They tried to sell us off to some American company but it fell through. Then there was a management buyout in Germany. At least we were in the hands of people we knew & could at least face them, as they weren’t men in grey suits that you never saw. We communicated directly with them. There was an unfortunate tendency for criticism & very little praise. Large elements of put down & very little build up. Any praise given out was thought to make you rest on your laurels, not make you feel good & want to do even better. Maybe this was a link back to B & S or was sometime I had experienced all my life?During these final years before retirement our parents died.
Mary was the first to go in ‘89. A strong woman who had worked hard all her life, she succumbed very quickly to a brain tumour.
Percy had a harder death from emphysema in ‘93, a dreadful wasting lung complaint that takes away your ability to breath. Emphysema all started in the days when everyone smoked. In the family, in 2008, we are lucky very few people now smoke. I was daft enough to have my cigars earlier, what a wonderfully pointless way of enjoying burning money, it brought to an end by a dreadful bad chest illness around the time Emma married & a drastic shortage of money after retirement! Three years before I retired my financial advisor said I'd be OK. Guess what, politicians & banks got together & ruined things. It ended up a lot worse than I thought but I'll survive.
Florence was always overweight and finally died very quickly in 1995. Over a few hours all her organs couldn’t cope any longer & she drifted off never to recover. I doubt she knew what was happening.
Arthur went on until he was 94 in 2002. He cycled most of his life, which kept him very fit. He lived alone looking after himself in Whalley Ave. He coped with life without double glazing or central heating. He was sprightly enough to travelled to see our cousin Marlene in Australia when he was 90. On his way to bed, one night, he had an embolism & must have gone very quickly. It was very lucky that we saw him the day before he died.
We had our own tragedy when Andrew came off a motorbike & ended up in traction for 6 months. That put a tremendous strain on us all, but we found our way through it with Kathleen taking the strain of constant visiting.
During the Revell years, I advised Ian to get on the property ladder … just before it collapsed and got him in all kinds of financial worries. I also recommended Emma should go with Northern Rock Building Society!
So much for fathers knowing everything.
Ian found religion as a born again Christian. He married, but sadly it couldn’t last. He had a relationship with Claire & we got our next surprise, Amy, our second grand child in 1995.

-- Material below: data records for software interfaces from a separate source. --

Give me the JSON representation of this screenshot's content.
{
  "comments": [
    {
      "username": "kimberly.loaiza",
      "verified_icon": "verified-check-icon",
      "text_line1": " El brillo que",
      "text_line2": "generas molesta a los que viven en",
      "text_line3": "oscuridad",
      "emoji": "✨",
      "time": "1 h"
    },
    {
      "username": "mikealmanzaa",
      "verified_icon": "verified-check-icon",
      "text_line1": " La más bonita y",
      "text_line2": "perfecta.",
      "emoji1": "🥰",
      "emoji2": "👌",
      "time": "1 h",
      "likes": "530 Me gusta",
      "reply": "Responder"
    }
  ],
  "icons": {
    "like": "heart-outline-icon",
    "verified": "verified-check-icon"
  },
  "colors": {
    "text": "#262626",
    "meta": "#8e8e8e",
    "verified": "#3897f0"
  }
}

In 1993 Emma had begun work in the Little Chef, where she met Mick Butler and they became a couple. Luckily, with Mick & Emma we continued to be blessed with grand children. Jake came in 2001. So before I retired, my great kids had given us one each.Remember, whenever you become grandparents, its legal to spoil them & a joy to give them back!